Digital Production Partnership (DPP): Will it Meet its Deadline?
Find out what's happening with the Digital Production Partnership (DPP) and what you should know!By Bruce Devlin | 09/23/14
The Digital Production Partnership (DPP) is an organization facing the Herculean challenge of helping the UK broadcast industry to exploit maximum benefit from file-based digital production. The DPP’s Technical Standards group objective is to achieve the standardization of technical requirements for the delivery of TV programmes to UK broadcasters and to maintain and update these standards in line with current capabilities:
The agreement of the DPP’s file-based Technical Standards (released Jan 2012) was not intended to signal an immediate move to file-based delivery.
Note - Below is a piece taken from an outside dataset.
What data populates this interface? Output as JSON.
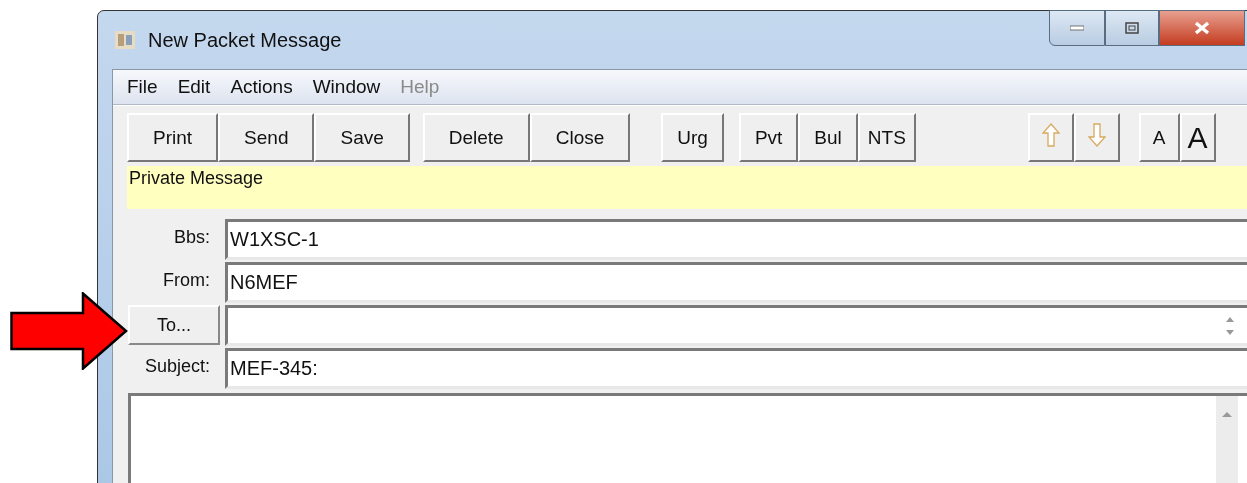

Instead, the DPP has provided clarity around which file format, structure and wrapper will become the expected standard for file-based delivery as it is phased in. In 2012 BBC, ITV and Channel 4 began to take delivery of programmes on file on a selective basis. The aim is for file based delivery to be the preferred delivery format for these broadcasters from 1st Oct 2014.
DPP D-Day is looming
So, slightly less than 12 months ahead of DPP D-Day how is it looking? Subscribers to Bruce’s Shorts may recall what we call the interoperability dilemma. The premise being that if you take all the combination of wrappers, video codecs, audio codecs, track layouts, time code options and other ancillary data and complete a “minimal” in/out test matrix you end up with test plan that will take at least 1800 years to complete. Even if you constrain this to “commonly used” combinations, by the time you factor in different versions of formats and specifications (we’re now on the 3rd revision of the base MXF specification for example), 1800 years is a little on the optimistic side.
By tightly constraining the wrapper, video codecs, audio codecs and metadata schema, the DPP Technical Standards Group has created a format that has a much smaller test matrix and therefore a better chance of success. Everything in the DPP File Delivery Specification references a well defined, open standard and therefore, in theory, conformance to those standards and specification should equate to complete interoperability between vendors, systems and facilities.
However, theory and practice frequently bear little resemblance. At AmberFin, we can see two key reasons why the theory and reality don’t quite match up.
Interoperability issues create need for DPP dress rehearsal before deployment
First, despite the best efforts of the people who actually write the standards and specifications, there are areas that are, and will always be, open to some interpretation by those implementing the standards, and it is unlikely that any two implementations will be exactly the same. This may lead to interoperability issues and the only way to find out is “on boarding” – actually testing real-life workflows. This highlights the importance of planning DPP deployments well in advance of the looming deadlines and allowing for “dress rehearsals” as early as possible.
Can you extend the DPP specification?
The second reason is less around files and more around workflow. The simple truth is that the more you constrain a specification, the fewer applications and workflows it can be used in. A year before DPP D-day, we have already been asked about where AmberFin can help “extend” the specification to meet the needs of those facilities already planning and/or implementing DPP file delivery.
The flexibility of AmberFin’s iCR platform in creating additional metadata fields and the ability to display and manage QC data while keeping a core media file that conforms to the DPP specification has been a big bonus. But while this flexibility simplifies the implementation of DPP-based workflows, deviation from the specification only increases the need for testing and highlights the importance of planning DPP deployments sooner rather than later.
If you needed any more reasons to getting going on DPP well ahead of the deadline – next summer is rumoured to be a good one, and if you would prefer to spend August enjoying the British summer sun knowing that come 1st October, everything will just work then you need to plan ahead!
So, to answer the question posed in the title of this blog – an enormous amount of work is being done by a great many people within various organizations. These operations will be the big winners when D-Day arrives. Other organizations might have fallen into the trap of believing that the DPP specification is an ‘off the shelf solution’ – it is not. If you want to be a part of the DPP revolution you need to start preparing now.